    Maybe it’s arrogance, with Rivers hoping to prop one part of his job via the other. If the bench unit performs well and thrusts the Clippers into playoff territory yet traveled by the franchise, it’s Rivers the GM who’ll look better in the end. Though the traits of not staggering lineups date back to his Boston days, he’d hold all the glory for doing what many would describe unthinkable in Los Angeles when not incorporating the acts of the purple-and-gold: winning a championship. The template was set but it’d be his trades, his signings, his coaching, his Donald Sterling-drama heroics that kept the group from collapse in the first-round series vs. Golden State.

    Who knows, but the time for change is now. Given my view of the situation from a far-outside perspective, the solution seems to be an easy one, and if I can see it surely enough the coaches can, yes?
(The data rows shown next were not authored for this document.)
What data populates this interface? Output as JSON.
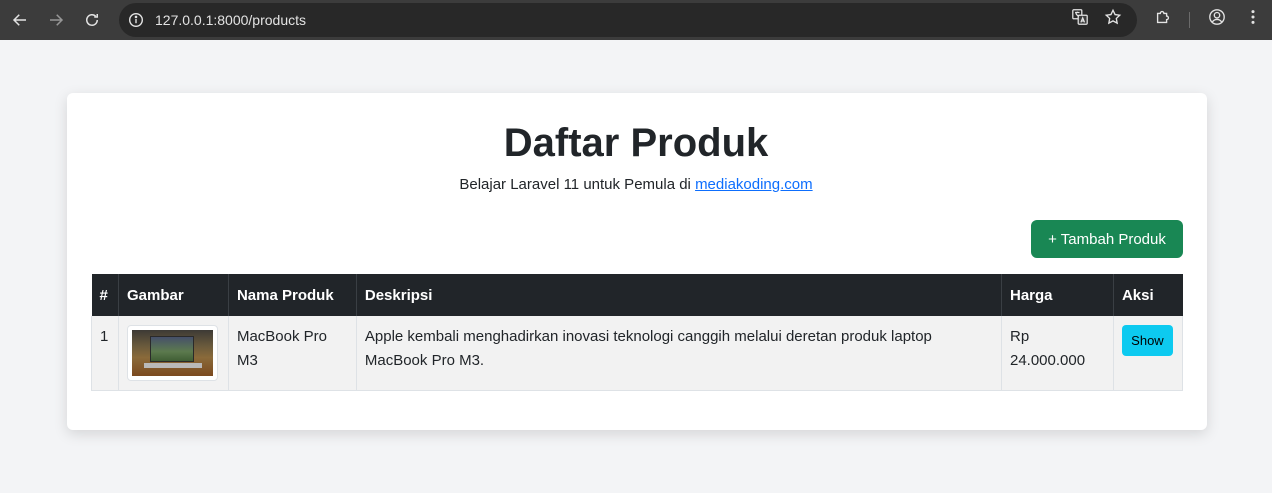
{
  "browser": {
    "url": "127.0.0.1:8000/products",
    "icons": [
      "back-icon",
      "forward-icon",
      "reload-icon",
      "site-info-icon",
      "translate-icon",
      "bookmark-star-icon",
      "extensions-icon",
      "profile-icon",
      "more-menu-icon"
    ]
  },
  "page": {
    "title": "Daftar Produk",
    "subtitle_text": "Belajar Laravel 11 untuk Pemula di ",
    "subtitle_link": "mediakoding.com",
    "add_button": "+ Tambah Produk"
  },
  "table": {
    "headers": {
      "no": "#",
      "image": "Gambar",
      "name": "Nama Produk",
      "description": "Deskripsi",
      "price": "Harga",
      "action": "Aksi"
    },
    "rows": [
      {
        "no": "1",
        "name": "MacBook Pro M3",
        "description": "Apple kembali menghadirkan inovasi teknologi canggih melalui deretan produk laptop MacBook Pro M3.",
        "price": "Rp 24.000.000",
        "action": "Show"
      }
    ]
  },
  "colors": {
    "add_button": "#198754",
    "show_button": "#0dcaf0",
    "table_header": "#212529",
    "link": "#0d6efd"
  }
}
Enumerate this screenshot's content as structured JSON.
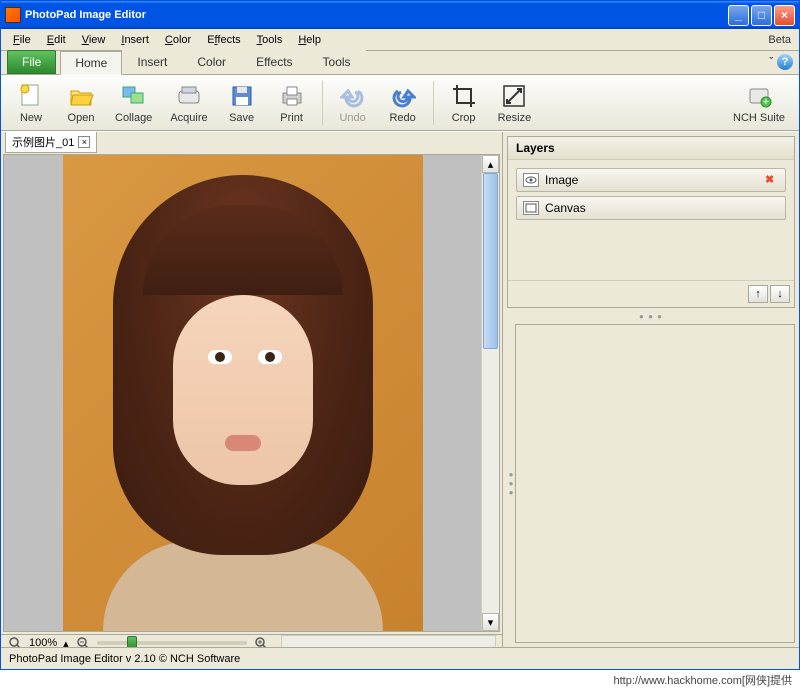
{
  "titlebar": {
    "title": "PhotoPad Image Editor"
  },
  "menubar": {
    "items": [
      "File",
      "Edit",
      "View",
      "Insert",
      "Color",
      "Effects",
      "Tools",
      "Help"
    ],
    "beta": "Beta"
  },
  "ribbon_tabs": {
    "file": "File",
    "tabs": [
      "Home",
      "Insert",
      "Color",
      "Effects",
      "Tools"
    ],
    "active_index": 0,
    "chevron": "ˇ"
  },
  "ribbon": {
    "tools": [
      {
        "label": "New",
        "icon": "new-doc"
      },
      {
        "label": "Open",
        "icon": "folder"
      },
      {
        "label": "Collage",
        "icon": "collage"
      },
      {
        "label": "Acquire",
        "icon": "scanner"
      },
      {
        "label": "Save",
        "icon": "disk"
      },
      {
        "label": "Print",
        "icon": "printer"
      }
    ],
    "group2": [
      {
        "label": "Undo",
        "icon": "undo",
        "disabled": true
      },
      {
        "label": "Redo",
        "icon": "redo"
      }
    ],
    "group3": [
      {
        "label": "Crop",
        "icon": "crop"
      },
      {
        "label": "Resize",
        "icon": "resize"
      }
    ],
    "suite": {
      "label": "NCH Suite",
      "icon": "suite"
    }
  },
  "doc_tab": {
    "name": "示例图片_01"
  },
  "zoom": {
    "pct": "100%"
  },
  "layers": {
    "title": "Layers",
    "items": [
      {
        "name": "Image",
        "icon": "eye",
        "deletable": true
      },
      {
        "name": "Canvas",
        "icon": "canvas",
        "deletable": false
      }
    ]
  },
  "statusbar": {
    "text": "PhotoPad Image Editor v 2.10 © NCH Software"
  },
  "footer": {
    "text": "http://www.hackhome.com[网侠]提供"
  }
}
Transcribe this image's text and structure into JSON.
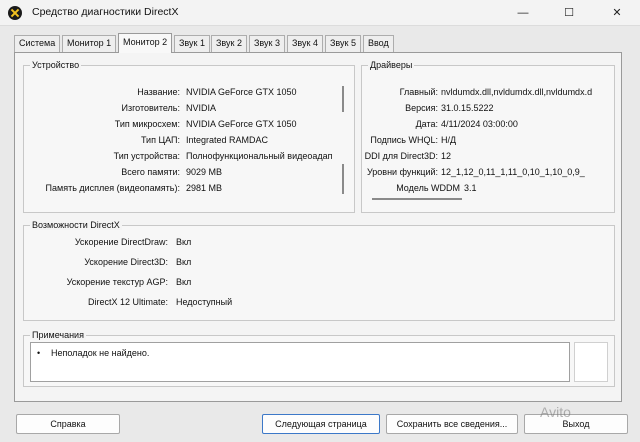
{
  "window": {
    "title": "Средство диагностики DirectX",
    "min_glyph": "—",
    "max_glyph": "☐",
    "close_glyph": "✕"
  },
  "tabs": [
    {
      "label": "Система"
    },
    {
      "label": "Монитор 1"
    },
    {
      "label": "Монитор 2",
      "active": true
    },
    {
      "label": "Звук 1"
    },
    {
      "label": "Звук 2"
    },
    {
      "label": "Звук 3"
    },
    {
      "label": "Звук 4"
    },
    {
      "label": "Звук 5"
    },
    {
      "label": "Ввод"
    }
  ],
  "device": {
    "title": "Устройство",
    "rows": [
      {
        "label": "Название:",
        "value": "NVIDIA GeForce GTX 1050"
      },
      {
        "label": "Изготовитель:",
        "value": "NVIDIA"
      },
      {
        "label": "Тип микросхем:",
        "value": "NVIDIA GeForce GTX 1050"
      },
      {
        "label": "Тип ЦАП:",
        "value": "Integrated RAMDAC"
      },
      {
        "label": "Тип устройства:",
        "value": "Полнофункциональный видеоадап"
      },
      {
        "label": "Всего памяти:",
        "value": "9029 MB"
      },
      {
        "label": "Память дисплея (видеопамять):",
        "value": "2981 MB"
      }
    ]
  },
  "drivers": {
    "title": "Драйверы",
    "rows": [
      {
        "label": "Главный:",
        "value": "nvldumdx.dll,nvldumdx.dll,nvldumdx.d"
      },
      {
        "label": "Версия:",
        "value": "31.0.15.5222"
      },
      {
        "label": "Дата:",
        "value": "4/11/2024 03:00:00"
      },
      {
        "label": "Подпись WHQL:",
        "value": "Н/Д"
      },
      {
        "label": "DDI для Direct3D:",
        "value": "12"
      },
      {
        "label": "Уровни функций:",
        "value": "12_1,12_0,11_1,11_0,10_1,10_0,9_"
      },
      {
        "label": "Модель WDDM",
        "value": "3.1"
      }
    ]
  },
  "directx": {
    "title": "Возможности DirectX",
    "rows": [
      {
        "label": "Ускорение DirectDraw:",
        "value": "Вкл"
      },
      {
        "label": "Ускорение Direct3D:",
        "value": "Вкл"
      },
      {
        "label": "Ускорение текстур AGP:",
        "value": "Вкл"
      },
      {
        "label": "DirectX 12 Ultimate:",
        "value": "Недоступный"
      }
    ]
  },
  "notes": {
    "title": "Примечания",
    "bullet": "•",
    "items": [
      "Неполадок не найдено."
    ]
  },
  "buttons": {
    "help": "Справка",
    "next_page": "Следующая страница",
    "save_all": "Сохранить все сведения...",
    "exit": "Выход"
  },
  "watermark": "Avito"
}
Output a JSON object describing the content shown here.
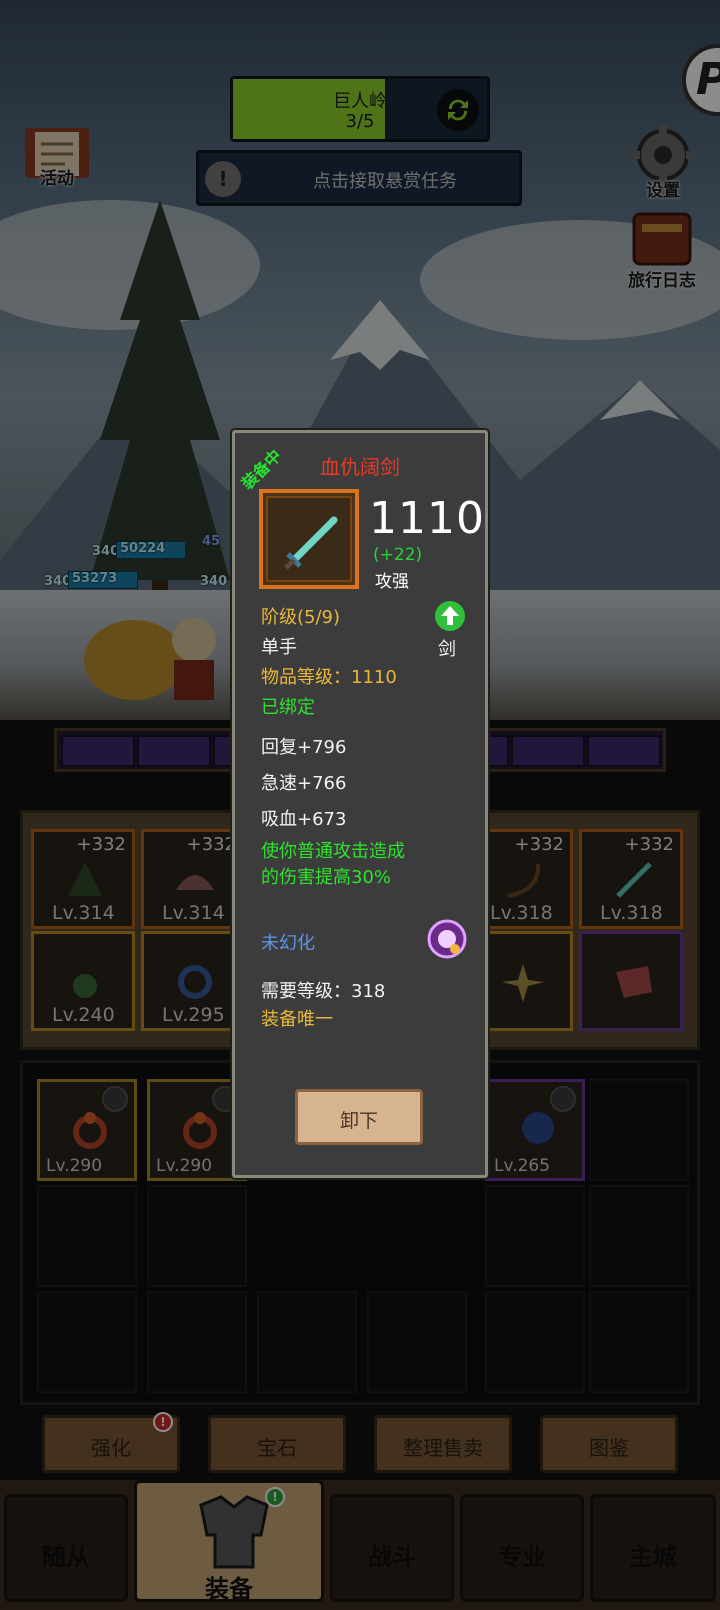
{
  "hud": {
    "area_name": "巨人岭",
    "area_progress": "3/5",
    "area_progress_fraction": 0.6,
    "quest_prompt": "点击接取悬赏任务",
    "left_icon_label": "活动",
    "settings_label": "设置",
    "journal_label": "旅行日志"
  },
  "battle": {
    "unit_levels": [
      "340",
      "340",
      "340"
    ],
    "hp_values": [
      "50224",
      "53273"
    ],
    "stage_badge": "45"
  },
  "equipment": {
    "slots": [
      {
        "plus": "+332",
        "level": "Lv.314"
      },
      {
        "plus": "+332",
        "level": "Lv.314"
      },
      {
        "plus": "+332",
        "level": "Lv.318"
      },
      {
        "plus": "+332",
        "level": "Lv.318"
      },
      {
        "level": "Lv.240"
      },
      {
        "level": "Lv.295"
      },
      {
        "level": ""
      },
      {
        "level": ""
      }
    ]
  },
  "bag": {
    "items": [
      {
        "level": "Lv.290"
      },
      {
        "level": "Lv.290"
      },
      {
        "level": "Lv.265"
      }
    ]
  },
  "actions": {
    "enhance": "强化",
    "gem": "宝石",
    "sort_sell": "整理售卖",
    "codex": "图鉴",
    "enhance_badge": "!",
    "equip_badge": "!"
  },
  "nav": {
    "followers": "随从",
    "equipment": "装备",
    "battle": "战斗",
    "profession": "专业",
    "main_city": "主城"
  },
  "tooltip": {
    "equipped_tag": "装备中",
    "item_name": "血仇阔剑",
    "power": "1110",
    "power_delta": "(+22)",
    "power_status": "攻强",
    "tier": "阶级(5/9)",
    "hand_type": "单手",
    "weapon_type": "剑",
    "item_level": "物品等级：1110",
    "bound": "已绑定",
    "stats": [
      "回复+796",
      "急速+766",
      "吸血+673"
    ],
    "effect_line1": "使你普通攻击造成",
    "effect_line2": "的伤害提高30%",
    "transmog": "未幻化",
    "required_level": "需要等级：318",
    "unique": "装备唯一",
    "unequip_button": "卸下"
  },
  "colors": {
    "item_name": "#e83a28",
    "gold_text": "#e8b83a",
    "green_text": "#2ee22e",
    "blue_text": "#5d95e6",
    "rarity_orange": "#d9731c"
  },
  "icons": [
    "refresh-icon",
    "alert-icon",
    "activity-scroll-icon",
    "gear-icon",
    "journal-book-icon",
    "upgrade-arrow-icon",
    "transmog-orb-icon",
    "lock-icon",
    "sword-icon",
    "armor-icon"
  ]
}
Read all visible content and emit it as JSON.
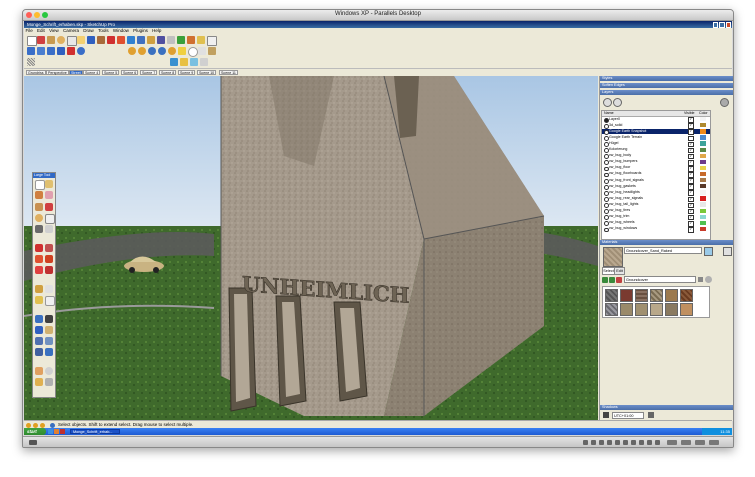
{
  "host_window": {
    "title": "Windows XP - Parallels Desktop"
  },
  "app": {
    "title": "Monge_Schrift_erhaben.skp - SketchUp Pro",
    "menu": [
      "File",
      "Edit",
      "View",
      "Camera",
      "Draw",
      "Tools",
      "Window",
      "Plugins",
      "Help"
    ]
  },
  "scenes": [
    "Grundriss",
    "Perspective",
    "Street",
    "Scene 4",
    "Scene 5",
    "Scene 6",
    "Scene 7",
    "Scene 8",
    "Scene 9",
    "Scene 10",
    "Scene 11"
  ],
  "active_scene": "Street",
  "large_tools": {
    "title": "Large Tool Set"
  },
  "model_text": "UNHEIMLICH",
  "panels": {
    "styles": "Styles",
    "soften": "Soften Edges",
    "layers": "Layers",
    "materials": "Materials",
    "shadows": "Shadows"
  },
  "layers": {
    "headers": {
      "name": "Name",
      "visible": "Visible",
      "color": "Color"
    },
    "rows": [
      {
        "name": "Layer0",
        "visible": true,
        "color": "#f5f5f5",
        "selected": false,
        "active": true
      },
      {
        "name": "3d_solid",
        "visible": true,
        "color": "#b08a2e",
        "selected": false
      },
      {
        "name": "Google Earth Snapshot",
        "visible": true,
        "color": "#f08a1a",
        "selected": true
      },
      {
        "name": "Google Earth Terrain",
        "visible": false,
        "color": "#4c8ad0",
        "selected": false
      },
      {
        "name": "Hügel",
        "visible": true,
        "color": "#3da39a",
        "selected": false
      },
      {
        "name": "Kolorierung",
        "visible": true,
        "color": "#5a8a46",
        "selected": false
      },
      {
        "name": "vw_bug_body",
        "visible": true,
        "color": "#e0a84a",
        "selected": false
      },
      {
        "name": "vw_bug_bumpers",
        "visible": true,
        "color": "#6e3a8a",
        "selected": false
      },
      {
        "name": "vw_bug_floor",
        "visible": true,
        "color": "#e8d24a",
        "selected": false
      },
      {
        "name": "vw_bug_floorboards",
        "visible": true,
        "color": "#c86a2a",
        "selected": false
      },
      {
        "name": "vw_bug_front_signals",
        "visible": true,
        "color": "#a87a4a",
        "selected": false
      },
      {
        "name": "vw_bug_gaskets",
        "visible": true,
        "color": "#5a3a2a",
        "selected": false
      },
      {
        "name": "vw_bug_headlights",
        "visible": true,
        "color": "#f4f4f4",
        "selected": false
      },
      {
        "name": "vw_bug_rear_signals",
        "visible": true,
        "color": "#d82020",
        "selected": false
      },
      {
        "name": "vw_bug_tail_lights",
        "visible": true,
        "color": "#e8e8e8",
        "selected": false
      },
      {
        "name": "vw_bug_tires",
        "visible": true,
        "color": "#7ac83a",
        "selected": false
      },
      {
        "name": "vw_bug_trim",
        "visible": true,
        "color": "#8ad8d0",
        "selected": false
      },
      {
        "name": "vw_bug_wheels",
        "visible": true,
        "color": "#50c050",
        "selected": false
      },
      {
        "name": "vw_bug_windows",
        "visible": true,
        "color": "#c83a2a",
        "selected": false
      }
    ]
  },
  "materials": {
    "current": "Groundcover_Sand_Raked",
    "tabs": [
      "Select",
      "Edit"
    ],
    "library": "Groundcover"
  },
  "shadows": {
    "timezone": "UTC+01:00"
  },
  "status": {
    "text": "Select objects. Shift to extend select. Drag mouse to select multiple."
  },
  "taskbar": {
    "start": "start",
    "task": "Monge_Schrift_erhab...",
    "clock": "11:35"
  }
}
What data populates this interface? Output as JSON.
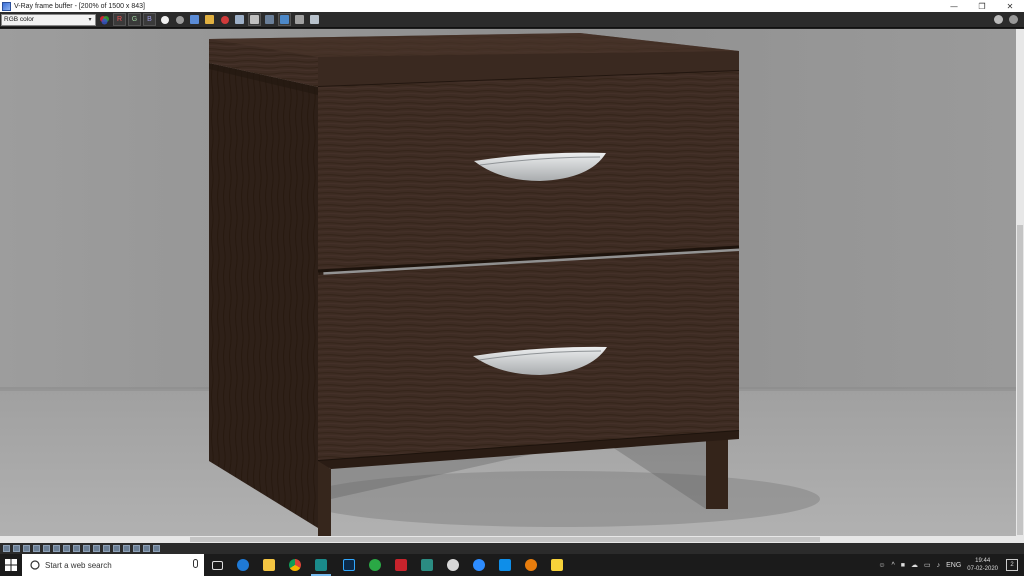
{
  "window": {
    "title": "V-Ray frame buffer - [200% of 1500 x 843]",
    "minimize_glyph": "—",
    "restore_glyph": "❐",
    "close_glyph": "✕"
  },
  "toolbar": {
    "channel_select_value": "RGB color",
    "channel_r_label": "R",
    "channel_g_label": "G",
    "channel_b_label": "B"
  },
  "scene": {
    "description_icon": "nightstand-render",
    "wood_color": "#3d2b22",
    "wood_dark": "#2a1c15",
    "handle_color": "#cfd2d4"
  },
  "taskbar": {
    "search_placeholder": "Start a web search",
    "language": "ENG",
    "time": "19:44",
    "date": "07-02-2020",
    "notification_count": "2"
  }
}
Progressions were made in the past two games, and hopefully it’s just the beginning for Doc.